I can't recommend this enough, it is worthy of six stars in every category.
I don't know when I've enjoyed a book more. This is a really interesting book with multiple plot lines. I've listened to a LOT of WWII history. This brought the first part of the war to life. I hope Audible has War and Remembrance soon.
I liked this book so much that I ordered the mini-series so I can watch it.
I seem to fit in the same demographic as many other reviewers of this book. I first read it about 40 years ago when it was released and then saw the made-for-TV movie. In the intervening years I had forgotten how well Herman Wouk wrote (as of today he is still alive but no longer writing) and how well drawn and compelling the main characters of the book are.
The story, of course, is that of a naval family drawn into the start of World War II up to the point of America's entry into the war. As a vehicle for telling the story of the period up to the Pearl Harbor attack the main character, "Pug" Henry, ends up being assigned to posts that have him, or members of his family, at important places during important times. Thus we get to see vignettes of Franklin Roosevelt, Winston Churchill, Joesph Stalin and Adolph Hitler as well as those around all of them.
The characters are compelling, the events were real, the story well-drawn and important and the family large enough to have members scattered around the globe and seeing events from many different perspectives. This is a first class book, extremely well read and highly recommended.

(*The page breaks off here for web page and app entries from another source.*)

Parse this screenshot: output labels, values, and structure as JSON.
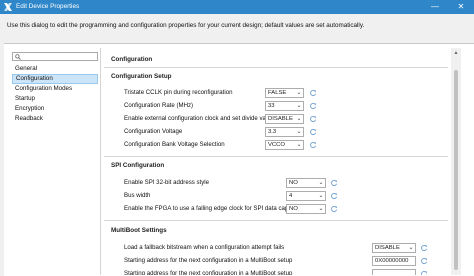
{
  "window": {
    "title": "Edit Device Properties",
    "app_icon": "xilinx-logo-icon",
    "controls": [
      "minimize",
      "close"
    ]
  },
  "intro_text": "Use this dialog to edit the programming and configuration properties for your current design; default values are set automatically.",
  "search": {
    "placeholder": "Q-",
    "value": ""
  },
  "nav": {
    "items": [
      {
        "label": "General",
        "selected": false
      },
      {
        "label": "Configuration",
        "selected": true
      },
      {
        "label": "Configuration Modes",
        "selected": false
      },
      {
        "label": "Startup",
        "selected": false
      },
      {
        "label": "Encryption",
        "selected": false
      },
      {
        "label": "Readback",
        "selected": false
      }
    ]
  },
  "page_title": "Configuration",
  "sections": [
    {
      "title": "Configuration Setup",
      "rows": [
        {
          "label": "Tristate CCLK pin during reconfiguration",
          "value": "FALSE",
          "type": "select"
        },
        {
          "label": "Configuration Rate (MHz)",
          "value": "33",
          "type": "select"
        },
        {
          "label": "Enable external configuration clock and set divide value",
          "value": "DISABLE",
          "type": "select"
        },
        {
          "label": "Configuration Voltage",
          "value": "3.3",
          "type": "select"
        },
        {
          "label": "Configuration Bank Voltage Selection",
          "value": "VCCO",
          "type": "select"
        }
      ]
    },
    {
      "title": "SPI Configuration",
      "rows": [
        {
          "label": "Enable SPI 32-bit address style",
          "value": "NO",
          "type": "select"
        },
        {
          "label": "Bus width",
          "value": "4",
          "type": "select"
        },
        {
          "label": "Enable the FPGA to use a falling edge clock for SPI data capture",
          "value": "NO",
          "type": "select"
        }
      ]
    },
    {
      "title": "MultiBoot Settings",
      "rows": [
        {
          "label": "Load a fallback bitstream when a configuration attempt fails",
          "value": "DISABLE",
          "type": "select"
        },
        {
          "label": "Starting address for the next configuration in a MultiBoot setup",
          "value": "0X00000000",
          "type": "text"
        },
        {
          "label": "Starting address for the next configuration in a MultiBoot setup",
          "value": "",
          "type": "text"
        }
      ]
    }
  ],
  "colors": {
    "titlebar": "#2f87c9",
    "selection": "#cce4f7",
    "reset_icon": "#6f9fd0"
  },
  "icons": {
    "reset": "reset-default-icon",
    "dropdown": "chevron-down-icon",
    "search": "search-icon"
  }
}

I am a retired Dressmaker living in a village in semi-rural Ohio.
I love epic histories that follow families over a period of time, and this one was exceptionable.
Definitely Victor Henry. But the narrator did an excellent job with all the characters, especially since there were so many different accents involved.
I was on pins and needles to see who would make it through Pearl Harbor.
This book covers the events leading up to the United States involvement in WWII. It is not dry history. Although some historical narrative is necessary to provide the backdrop to what the characters are going through, the author handles it with a unique method that makes it much more interesting.
I usually get books that are relatively new, but I've been on an historical fiction bent lately and recently completed some WW2-era best sellers, so I figured I'd try this one. I'm so glad I did. I went straight from this one to the sequel, War and Remembrance. About 100 hours, but I savored every minute of it. Wouk creates wonderfully full characters and weaves them through the run-up to WW2. Masterfully done. And Kevin Pariseau was the perfect choice for narrator. Each character was consistently voiced and unique. Made listening a pleasure. I was very happy to see that he was also the narrator for War and Remembrance.
Top Five of all time
I am really enjoying Ken Follett's Century trilogy, but this surpassed.
I have not, but would rank him equal with Jon Lee
This is simply a must read. I switch between the kindle and audible copy (with some challenges) to enhance the experiences.
This is very well done and is a classic and is narrated by Kevin Pariseau. This is a good one for only 1 credit!
Let's face it, these authors aren't paying me, so there's no need to lie!!
Being able to blend pure fiction with actual historical events takes something akin to genius. It's done here perfectly. IF you love WWII, and you are in need of a compelling story about that time in history, then this is an absolute gem. It's a commitment, but well worth it. To echoe a few other reviews...I NEVER would've thought an audiobook could hold my interest for over 50 hours, but this one did!